Table from Shelf Awareness

A 36% jump is certainly “huge” but timing counts. Monthly sales are just monthly sales. Annual sales tell more and with five or ten year sales trends we are beginning to get into the area where we can make projections. We also have to keep in mind the boost given to recent book sales (adult hardcover) by our controversial political situation. Solace for chaos often seems to be sought by buying a book and keeping your head down, reading away. Of course a book sold is a book no longer cluttering up the supply chain, so we rejoice. These big books no doubt attracted big print runs, and we should wait till a bit later to say they were all wild successes: the temptation to order too large a reprint increases as sales numbers go up. But such carping is out of place: next year and the year after there’ll no doubt be some big books, not perhaps about politics, maybe climate change, football payola, Hollywood scandals, supernovas, fruit canning — well, maybe not fruit canning, but with a changing climate who knows. These booming sales numbers are good news. Even if they will be over-interpreted and draw the snideness of indie publishing boosters — no, the numbers do not include sales of self-published books: unsurprisingly the AAP can only report on sales numbers reported to them.

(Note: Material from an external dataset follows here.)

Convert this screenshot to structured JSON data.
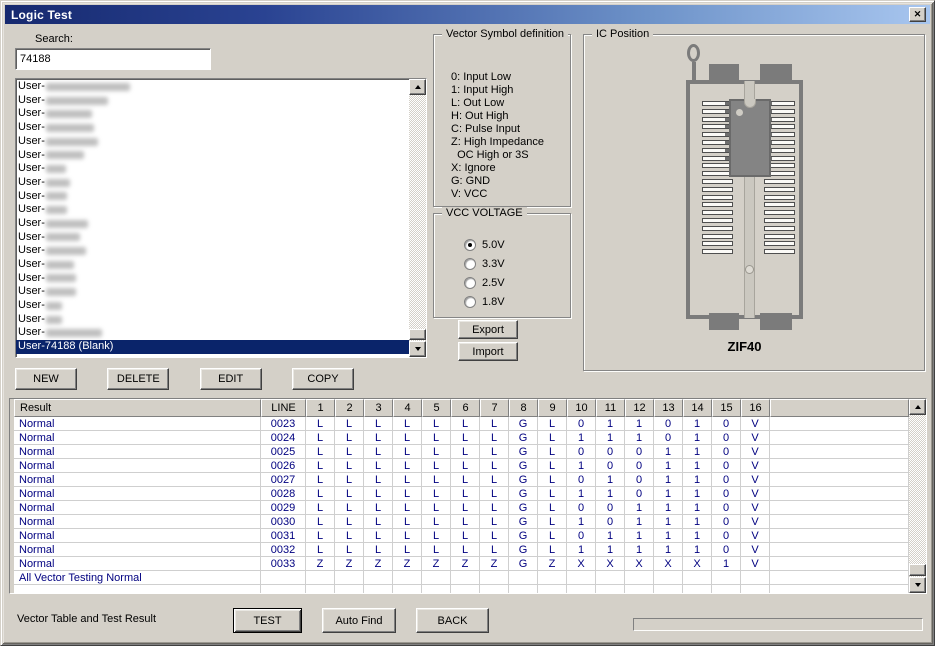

Ebooks don’t look to be doing brilliantly except among the young and spiritual, but the worst news comes from the university press segment. However these numbers in fact include data from a dozen university presses plus a couple of wholesalers. The Association of University Presses has over 140 members, largely but not exclusively in the USA, so these sales numbers have to be looked at in context.

AUP members

What that context amounts to is opaque of course. The main ingredient has to be a recognition that one month is merely one month and with relatively small numbers percentage changes will look more dramatic than a similar change to a larger sales number. The take away ends up being “Don’t over interpret numbers put out by industry bodies”. This I’m sure is not a lesson we will ever manage to learn though.